(Excerpts from a dataset)
┄┄┄┄┄┄┄┄┄┄

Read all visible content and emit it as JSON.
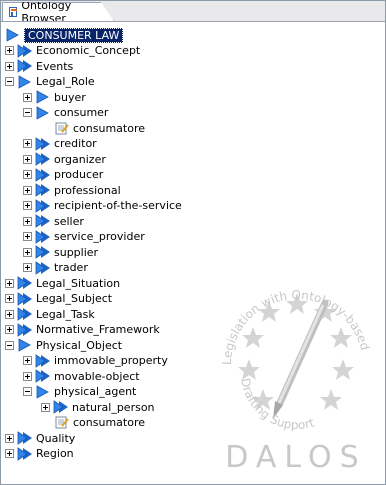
{
  "tab": {
    "title": "Ontology Browser"
  },
  "colors": {
    "node_blue": "#2f86e8",
    "selection": "#0a246a",
    "watermark_gray": "#c8c8c8"
  },
  "tree": [
    {
      "label": "CONSUMER LAW",
      "level": 0,
      "toggle": "none",
      "icon": "node-icon",
      "selected": true
    },
    {
      "label": "Economic_Concept",
      "level": 0,
      "toggle": "plus",
      "icon": "multi-node-icon"
    },
    {
      "label": "Events",
      "level": 0,
      "toggle": "plus",
      "icon": "multi-node-icon"
    },
    {
      "label": "Legal_Role",
      "level": 0,
      "toggle": "minus",
      "icon": "node-icon"
    },
    {
      "label": "buyer",
      "level": 1,
      "toggle": "plus",
      "icon": "node-icon"
    },
    {
      "label": "consumer",
      "level": 1,
      "toggle": "minus",
      "icon": "node-icon"
    },
    {
      "label": "consumatore",
      "level": 2,
      "toggle": "none",
      "icon": "document-icon"
    },
    {
      "label": "creditor",
      "level": 1,
      "toggle": "plus",
      "icon": "multi-node-icon"
    },
    {
      "label": "organizer",
      "level": 1,
      "toggle": "plus",
      "icon": "multi-node-icon"
    },
    {
      "label": "producer",
      "level": 1,
      "toggle": "plus",
      "icon": "multi-node-icon"
    },
    {
      "label": "professional",
      "level": 1,
      "toggle": "plus",
      "icon": "multi-node-icon"
    },
    {
      "label": "recipient-of-the-service",
      "level": 1,
      "toggle": "plus",
      "icon": "multi-node-icon"
    },
    {
      "label": "seller",
      "level": 1,
      "toggle": "plus",
      "icon": "multi-node-icon"
    },
    {
      "label": "service_provider",
      "level": 1,
      "toggle": "plus",
      "icon": "multi-node-icon"
    },
    {
      "label": "supplier",
      "level": 1,
      "toggle": "plus",
      "icon": "multi-node-icon"
    },
    {
      "label": "trader",
      "level": 1,
      "toggle": "plus",
      "icon": "multi-node-icon"
    },
    {
      "label": "Legal_Situation",
      "level": 0,
      "toggle": "plus",
      "icon": "multi-node-icon"
    },
    {
      "label": "Legal_Subject",
      "level": 0,
      "toggle": "plus",
      "icon": "multi-node-icon"
    },
    {
      "label": "Legal_Task",
      "level": 0,
      "toggle": "plus",
      "icon": "multi-node-icon"
    },
    {
      "label": "Normative_Framework",
      "level": 0,
      "toggle": "plus",
      "icon": "multi-node-icon"
    },
    {
      "label": "Physical_Object",
      "level": 0,
      "toggle": "minus",
      "icon": "node-icon"
    },
    {
      "label": "immovable_property",
      "level": 1,
      "toggle": "plus",
      "icon": "multi-node-icon"
    },
    {
      "label": "movable-object",
      "level": 1,
      "toggle": "plus",
      "icon": "multi-node-icon"
    },
    {
      "label": "physical_agent",
      "level": 1,
      "toggle": "minus",
      "icon": "node-icon"
    },
    {
      "label": "natural_person",
      "level": 2,
      "toggle": "plus",
      "icon": "multi-node-icon"
    },
    {
      "label": "consumatore",
      "level": 2,
      "toggle": "none",
      "icon": "document-icon"
    },
    {
      "label": "Quality",
      "level": 0,
      "toggle": "plus",
      "icon": "multi-node-icon"
    },
    {
      "label": "Region",
      "level": 0,
      "toggle": "plus",
      "icon": "multi-node-icon"
    }
  ],
  "watermark": {
    "arc_text_top": "Legislation with Ontology-based",
    "arc_text_bottom": "Drafting Support",
    "brand": "DALOS"
  }
}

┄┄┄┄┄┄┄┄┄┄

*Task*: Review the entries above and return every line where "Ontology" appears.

*Solution for this task*:
    "title": "Ontology Browser"
    "arc_text_top": "Legislation with Ontology-based",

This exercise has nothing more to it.